underground tunnels and infrastructure for the city, the record of which will last far into the future. Over time, cities will compress, but the
materials that make them will remain in some form. Will this physical record be considered geological or archaeological? The Anthropocene
epoch presents a unique intersection of these two areas of study.
The mission of the Museum of the Anthropocene is to document and explore that intersection during this rare moment in time when we are knowingly
creating a geologic period of our own. The Museum has been established to document the geology, archaeology and anthropology of the new age.
Specimens included in the collection are the detritus of urban existence, but by collecting them and pointing to their place as anthropogenic artifacts
the museum hopes to bring to attention their beauty and value both formally and conceptually.
Founder & Director, Museum of the Anthropocene
ACRE (Artists’ Cooperative Residency and Exhibitions) is an artist-run non-profit devoted to providing resources to emerging artists and nurturing a diverse community of cultural producers. ACRE’s programs support this generative community with materials, equipment, expertise, conscientiously produced food, and opportunities to exhibit and share work. ACRE’s annual summer residency in rural Wisconsin brings together emerging artists to live and work in a communal setting.
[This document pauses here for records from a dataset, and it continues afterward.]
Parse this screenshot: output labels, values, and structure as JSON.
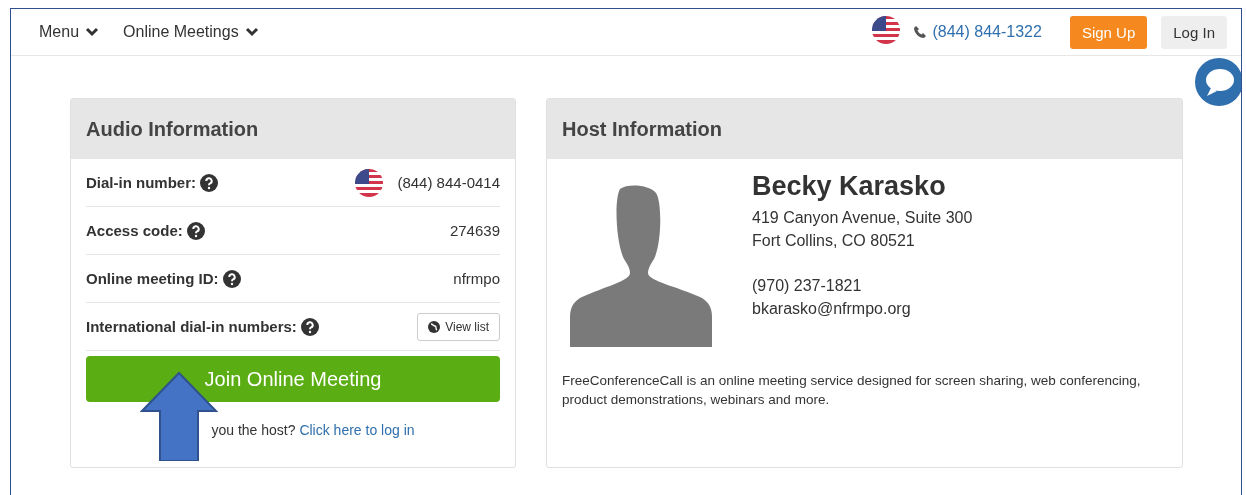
{
  "nav": {
    "menus": [
      {
        "label": "Menu"
      },
      {
        "label": "Online Meetings"
      }
    ],
    "phone": "(844) 844-1322",
    "buttons": [
      {
        "label": "Sign Up",
        "kind": "primary"
      },
      {
        "label": "Log In",
        "kind": "secondary"
      }
    ]
  },
  "audio": {
    "title": "Audio Information",
    "rows": [
      {
        "label": "Dial-in number:",
        "kind": "phone",
        "value": "(844) 844-0414"
      },
      {
        "label": "Access code:",
        "kind": "text",
        "value": "274639"
      },
      {
        "label": "Online meeting ID:",
        "kind": "text",
        "value": "nfrmpo"
      },
      {
        "label": "International dial-in numbers:",
        "kind": "button",
        "value": "View list"
      }
    ],
    "join_button": "Join Online Meeting",
    "host_prompt": "you the host?",
    "login_link": "Click here to log in"
  },
  "host": {
    "title": "Host Information",
    "name": "Becky Karasko",
    "address": [
      "419 Canyon Avenue, Suite 300",
      "Fort Collins, CO 80521"
    ],
    "phone": "(970) 237-1821",
    "email": "bkarasko@nfrmpo.org",
    "description": "FreeConferenceCall is an online meeting service designed for screen sharing, web conferencing, product demonstrations, webinars and more."
  }
}
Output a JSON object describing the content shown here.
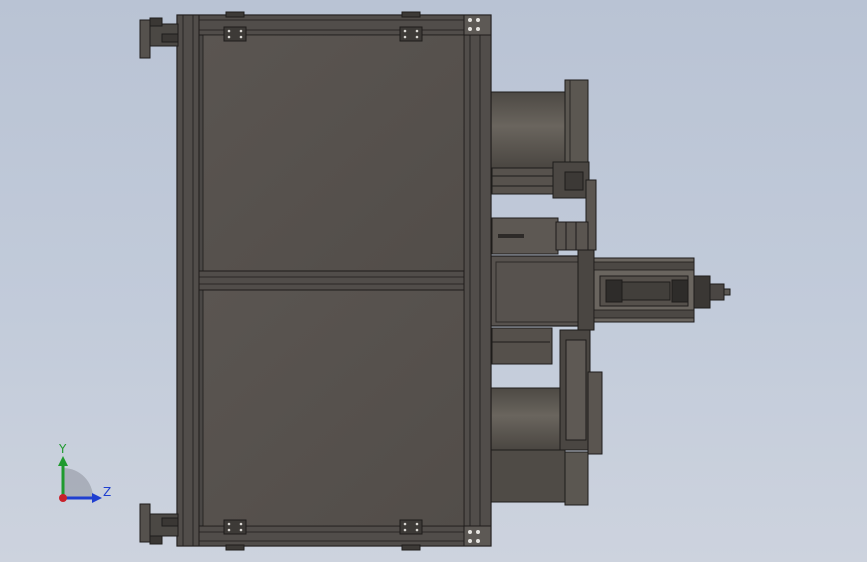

A corresponding year-long program of exhibitions and events based in Chicago creates ongoing opportunities for idea exchange, feedback and growth.